Boomkat Product Review:
Teengirl Fantasy’s Logan Takahashi backflips to a futuristic, early ‘80s mixture of Japanese computer funk, proto-house and technicolour club styles in his debut solo album with Ghostly International.
“Much of NoGeo was composed using Elektron’s Monomachine, which contributes to its minimalist aesthetic. There’s a uniformity to the tracks on NoGeo; though each has its own distinct, vibrant shape, all of them are cut from the same cloth—built on a sturdy rhythmic foundation that’s ornamented with buoyant candescent, sounds. “People talk a lot about borderlessness in dance music, and indeed I’ve always been most drawn to music that exists in or a works to create new grey areas,” Takahashi explains. “From the late ‘80s Japanese Neo Geo genre to the early ‘00s Brooklyn tabletop electronics scene, I’ve always been inspired by the notion of being able to create your own vocabulary.

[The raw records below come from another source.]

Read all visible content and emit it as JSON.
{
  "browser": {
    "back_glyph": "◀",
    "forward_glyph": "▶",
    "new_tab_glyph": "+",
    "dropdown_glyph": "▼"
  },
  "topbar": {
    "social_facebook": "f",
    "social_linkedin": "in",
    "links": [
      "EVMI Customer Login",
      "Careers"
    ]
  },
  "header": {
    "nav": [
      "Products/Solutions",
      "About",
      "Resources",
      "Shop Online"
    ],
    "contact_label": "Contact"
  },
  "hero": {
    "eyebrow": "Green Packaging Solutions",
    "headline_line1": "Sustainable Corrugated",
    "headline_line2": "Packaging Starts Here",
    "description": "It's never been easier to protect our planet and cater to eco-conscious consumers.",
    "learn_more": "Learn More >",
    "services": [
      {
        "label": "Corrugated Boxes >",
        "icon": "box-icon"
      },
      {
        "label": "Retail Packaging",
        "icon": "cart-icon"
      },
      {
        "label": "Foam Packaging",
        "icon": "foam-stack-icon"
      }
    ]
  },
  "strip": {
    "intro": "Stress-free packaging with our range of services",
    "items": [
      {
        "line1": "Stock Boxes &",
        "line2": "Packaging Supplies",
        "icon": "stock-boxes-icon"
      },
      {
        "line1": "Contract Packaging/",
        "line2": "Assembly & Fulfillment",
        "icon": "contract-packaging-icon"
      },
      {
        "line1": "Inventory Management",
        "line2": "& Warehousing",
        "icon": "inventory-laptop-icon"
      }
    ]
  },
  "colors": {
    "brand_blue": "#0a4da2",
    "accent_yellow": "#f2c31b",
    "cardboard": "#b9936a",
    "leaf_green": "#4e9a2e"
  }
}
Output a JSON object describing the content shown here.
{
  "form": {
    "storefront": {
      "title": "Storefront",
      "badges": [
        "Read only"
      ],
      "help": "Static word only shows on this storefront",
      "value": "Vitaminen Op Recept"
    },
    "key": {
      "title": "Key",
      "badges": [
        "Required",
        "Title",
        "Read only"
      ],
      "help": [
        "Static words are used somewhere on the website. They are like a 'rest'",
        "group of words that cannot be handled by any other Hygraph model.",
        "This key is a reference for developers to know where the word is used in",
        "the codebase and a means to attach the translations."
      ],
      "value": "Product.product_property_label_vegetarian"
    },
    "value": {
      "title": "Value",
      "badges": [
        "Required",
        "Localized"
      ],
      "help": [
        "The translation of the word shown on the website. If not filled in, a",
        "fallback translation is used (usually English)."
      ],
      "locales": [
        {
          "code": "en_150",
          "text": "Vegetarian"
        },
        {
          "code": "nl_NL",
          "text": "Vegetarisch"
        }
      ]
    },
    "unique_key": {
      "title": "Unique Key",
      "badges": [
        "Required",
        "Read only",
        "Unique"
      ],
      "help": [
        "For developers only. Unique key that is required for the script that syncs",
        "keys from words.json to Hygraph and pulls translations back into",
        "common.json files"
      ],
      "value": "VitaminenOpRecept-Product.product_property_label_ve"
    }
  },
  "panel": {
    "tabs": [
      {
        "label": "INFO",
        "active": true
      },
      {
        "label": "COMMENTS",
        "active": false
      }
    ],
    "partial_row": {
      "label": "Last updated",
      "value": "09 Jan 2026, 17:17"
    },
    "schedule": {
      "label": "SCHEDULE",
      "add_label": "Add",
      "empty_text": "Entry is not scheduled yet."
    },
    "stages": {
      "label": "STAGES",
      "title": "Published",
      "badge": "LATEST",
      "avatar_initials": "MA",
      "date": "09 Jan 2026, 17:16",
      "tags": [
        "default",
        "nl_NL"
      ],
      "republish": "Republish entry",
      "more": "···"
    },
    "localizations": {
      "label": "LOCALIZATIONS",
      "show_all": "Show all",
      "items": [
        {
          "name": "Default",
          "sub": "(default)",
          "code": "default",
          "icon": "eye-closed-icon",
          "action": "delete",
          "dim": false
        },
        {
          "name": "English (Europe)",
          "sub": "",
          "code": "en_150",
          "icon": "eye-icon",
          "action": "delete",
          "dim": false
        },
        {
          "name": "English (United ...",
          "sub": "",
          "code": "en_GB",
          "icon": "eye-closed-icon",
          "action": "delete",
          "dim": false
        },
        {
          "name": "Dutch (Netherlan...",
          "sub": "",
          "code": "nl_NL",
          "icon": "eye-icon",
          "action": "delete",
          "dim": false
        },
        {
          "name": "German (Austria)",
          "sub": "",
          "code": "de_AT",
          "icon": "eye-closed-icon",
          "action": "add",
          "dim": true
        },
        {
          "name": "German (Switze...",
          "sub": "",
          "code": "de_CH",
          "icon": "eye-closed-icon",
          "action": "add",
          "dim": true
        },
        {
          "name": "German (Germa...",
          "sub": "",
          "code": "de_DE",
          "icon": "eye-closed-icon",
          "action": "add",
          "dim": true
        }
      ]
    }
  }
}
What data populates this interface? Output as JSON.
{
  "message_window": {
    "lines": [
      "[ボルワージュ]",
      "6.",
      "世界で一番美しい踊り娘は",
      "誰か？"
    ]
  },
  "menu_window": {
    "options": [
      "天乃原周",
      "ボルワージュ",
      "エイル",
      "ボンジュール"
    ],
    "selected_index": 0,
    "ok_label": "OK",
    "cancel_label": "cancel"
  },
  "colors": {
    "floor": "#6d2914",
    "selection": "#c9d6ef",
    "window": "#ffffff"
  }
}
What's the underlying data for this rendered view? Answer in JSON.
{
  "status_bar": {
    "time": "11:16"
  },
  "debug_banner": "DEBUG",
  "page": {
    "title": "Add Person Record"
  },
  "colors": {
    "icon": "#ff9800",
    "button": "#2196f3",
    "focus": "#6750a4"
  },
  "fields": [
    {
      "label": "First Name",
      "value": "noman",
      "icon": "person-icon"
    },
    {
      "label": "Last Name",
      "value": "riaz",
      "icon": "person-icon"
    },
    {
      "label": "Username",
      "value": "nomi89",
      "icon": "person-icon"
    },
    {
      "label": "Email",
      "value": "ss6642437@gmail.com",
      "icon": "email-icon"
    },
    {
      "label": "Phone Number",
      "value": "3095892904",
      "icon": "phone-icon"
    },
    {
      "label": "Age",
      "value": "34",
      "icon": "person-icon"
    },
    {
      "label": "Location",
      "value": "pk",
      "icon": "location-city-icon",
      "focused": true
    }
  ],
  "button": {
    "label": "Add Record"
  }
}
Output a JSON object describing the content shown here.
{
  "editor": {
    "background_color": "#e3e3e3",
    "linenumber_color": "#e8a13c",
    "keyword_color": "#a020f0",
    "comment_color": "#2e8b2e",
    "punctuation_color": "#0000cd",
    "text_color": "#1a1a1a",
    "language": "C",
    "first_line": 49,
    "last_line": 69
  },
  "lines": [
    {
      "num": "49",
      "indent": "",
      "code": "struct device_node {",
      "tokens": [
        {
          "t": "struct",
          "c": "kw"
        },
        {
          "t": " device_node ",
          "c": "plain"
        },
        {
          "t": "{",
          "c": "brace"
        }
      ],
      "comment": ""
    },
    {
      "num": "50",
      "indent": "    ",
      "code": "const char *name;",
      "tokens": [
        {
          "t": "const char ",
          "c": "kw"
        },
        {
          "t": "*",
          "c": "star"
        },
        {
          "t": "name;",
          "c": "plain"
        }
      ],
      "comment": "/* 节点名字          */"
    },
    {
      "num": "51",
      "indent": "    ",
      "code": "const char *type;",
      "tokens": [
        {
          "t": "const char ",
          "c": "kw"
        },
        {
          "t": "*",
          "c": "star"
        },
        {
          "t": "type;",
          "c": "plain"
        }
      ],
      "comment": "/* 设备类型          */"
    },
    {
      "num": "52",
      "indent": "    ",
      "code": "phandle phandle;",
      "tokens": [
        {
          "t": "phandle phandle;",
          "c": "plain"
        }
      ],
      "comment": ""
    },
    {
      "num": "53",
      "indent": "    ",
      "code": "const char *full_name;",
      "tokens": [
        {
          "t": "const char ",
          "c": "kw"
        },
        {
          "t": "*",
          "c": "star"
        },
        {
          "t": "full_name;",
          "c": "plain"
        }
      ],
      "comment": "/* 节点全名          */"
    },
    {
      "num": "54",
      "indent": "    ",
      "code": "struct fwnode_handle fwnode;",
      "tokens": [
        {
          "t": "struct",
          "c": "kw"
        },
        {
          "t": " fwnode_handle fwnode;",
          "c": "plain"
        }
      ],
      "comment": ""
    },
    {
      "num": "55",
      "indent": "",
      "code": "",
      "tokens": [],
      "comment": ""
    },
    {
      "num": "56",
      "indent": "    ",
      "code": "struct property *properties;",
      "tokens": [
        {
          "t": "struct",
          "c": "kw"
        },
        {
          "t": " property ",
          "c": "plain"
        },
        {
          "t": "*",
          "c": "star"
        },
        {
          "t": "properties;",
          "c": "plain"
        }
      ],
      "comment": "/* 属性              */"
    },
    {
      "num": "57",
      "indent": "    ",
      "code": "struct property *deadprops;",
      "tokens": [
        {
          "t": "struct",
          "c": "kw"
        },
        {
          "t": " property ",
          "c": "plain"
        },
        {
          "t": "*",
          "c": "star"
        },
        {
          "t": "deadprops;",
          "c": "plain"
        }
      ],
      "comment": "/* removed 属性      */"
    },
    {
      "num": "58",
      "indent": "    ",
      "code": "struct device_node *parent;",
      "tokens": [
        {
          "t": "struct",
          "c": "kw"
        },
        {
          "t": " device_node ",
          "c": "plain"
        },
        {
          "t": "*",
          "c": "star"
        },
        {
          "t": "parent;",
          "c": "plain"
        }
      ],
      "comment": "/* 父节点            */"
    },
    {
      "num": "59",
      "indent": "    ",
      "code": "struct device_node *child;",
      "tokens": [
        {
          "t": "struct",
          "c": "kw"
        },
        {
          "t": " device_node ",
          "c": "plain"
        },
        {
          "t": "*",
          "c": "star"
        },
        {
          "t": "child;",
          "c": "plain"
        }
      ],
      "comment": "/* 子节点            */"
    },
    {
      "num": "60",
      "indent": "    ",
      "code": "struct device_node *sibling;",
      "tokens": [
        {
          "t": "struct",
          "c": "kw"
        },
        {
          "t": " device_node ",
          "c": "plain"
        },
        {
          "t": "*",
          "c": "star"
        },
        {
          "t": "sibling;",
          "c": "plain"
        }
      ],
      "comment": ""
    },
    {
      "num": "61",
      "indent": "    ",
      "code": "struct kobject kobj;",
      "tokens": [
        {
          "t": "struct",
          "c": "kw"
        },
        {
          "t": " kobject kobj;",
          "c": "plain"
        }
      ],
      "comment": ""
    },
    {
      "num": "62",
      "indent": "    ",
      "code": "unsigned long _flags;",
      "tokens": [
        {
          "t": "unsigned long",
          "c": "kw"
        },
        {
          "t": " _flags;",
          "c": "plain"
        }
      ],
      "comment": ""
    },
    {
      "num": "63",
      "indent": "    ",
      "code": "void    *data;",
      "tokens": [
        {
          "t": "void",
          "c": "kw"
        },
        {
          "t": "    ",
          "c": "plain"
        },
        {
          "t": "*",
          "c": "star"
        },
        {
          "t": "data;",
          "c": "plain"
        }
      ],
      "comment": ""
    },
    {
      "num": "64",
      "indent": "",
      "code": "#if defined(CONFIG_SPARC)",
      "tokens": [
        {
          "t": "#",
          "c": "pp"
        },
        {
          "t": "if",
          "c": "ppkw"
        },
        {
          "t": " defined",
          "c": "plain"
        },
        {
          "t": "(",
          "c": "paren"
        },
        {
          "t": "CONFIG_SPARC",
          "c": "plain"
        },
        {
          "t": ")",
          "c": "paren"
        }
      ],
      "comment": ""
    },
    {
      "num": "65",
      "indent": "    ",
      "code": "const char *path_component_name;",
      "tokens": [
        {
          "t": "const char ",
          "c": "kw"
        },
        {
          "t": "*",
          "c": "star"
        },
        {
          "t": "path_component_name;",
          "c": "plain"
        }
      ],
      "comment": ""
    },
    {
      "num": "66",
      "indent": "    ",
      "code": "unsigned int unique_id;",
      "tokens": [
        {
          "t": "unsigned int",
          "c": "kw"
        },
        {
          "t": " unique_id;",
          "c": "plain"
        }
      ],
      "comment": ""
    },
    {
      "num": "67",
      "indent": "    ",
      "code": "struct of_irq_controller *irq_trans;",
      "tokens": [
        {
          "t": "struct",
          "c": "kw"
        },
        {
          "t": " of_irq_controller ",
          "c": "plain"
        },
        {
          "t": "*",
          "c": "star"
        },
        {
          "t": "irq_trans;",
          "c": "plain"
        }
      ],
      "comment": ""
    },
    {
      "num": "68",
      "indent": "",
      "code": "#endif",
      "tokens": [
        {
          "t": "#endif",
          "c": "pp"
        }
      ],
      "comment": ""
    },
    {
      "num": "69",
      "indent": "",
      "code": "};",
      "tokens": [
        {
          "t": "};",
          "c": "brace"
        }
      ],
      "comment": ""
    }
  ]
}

As Takahashi points out, the album's title is a nod to the musical style that Ryuichi Sakamoto spearheaded, one that fused Japanese and Western influences. Sometimes that influence was direct: the track “Kazoku Ogawa" was inspired by Takahashi uncovering a box of lost letters written by his grandfather containing family secrets from Japan. Others, like the somber, quietly cruising “Rekr,” simply use the idea of obscuring borders as an abstract starting point. “There's an idea that I’ve been pretty inspired by for the past 5 or 6 years, and it’s the idea of viewing technology and computers as ‘organic,’” he says of the thought-process behind "Rekr." “We normally think of ‘technology’ and ‘organic’ as two separate things, but computers are made of crystals and metals and magnets from the earth. That idea is interesting to me.”
Binding everything is Takahashi’s steady hand and clear musical voice. While each track has its own distinct, vibrant shape, there’s a oneness to NoGeo; it is the sound of Takahashi standing on his own for the first time."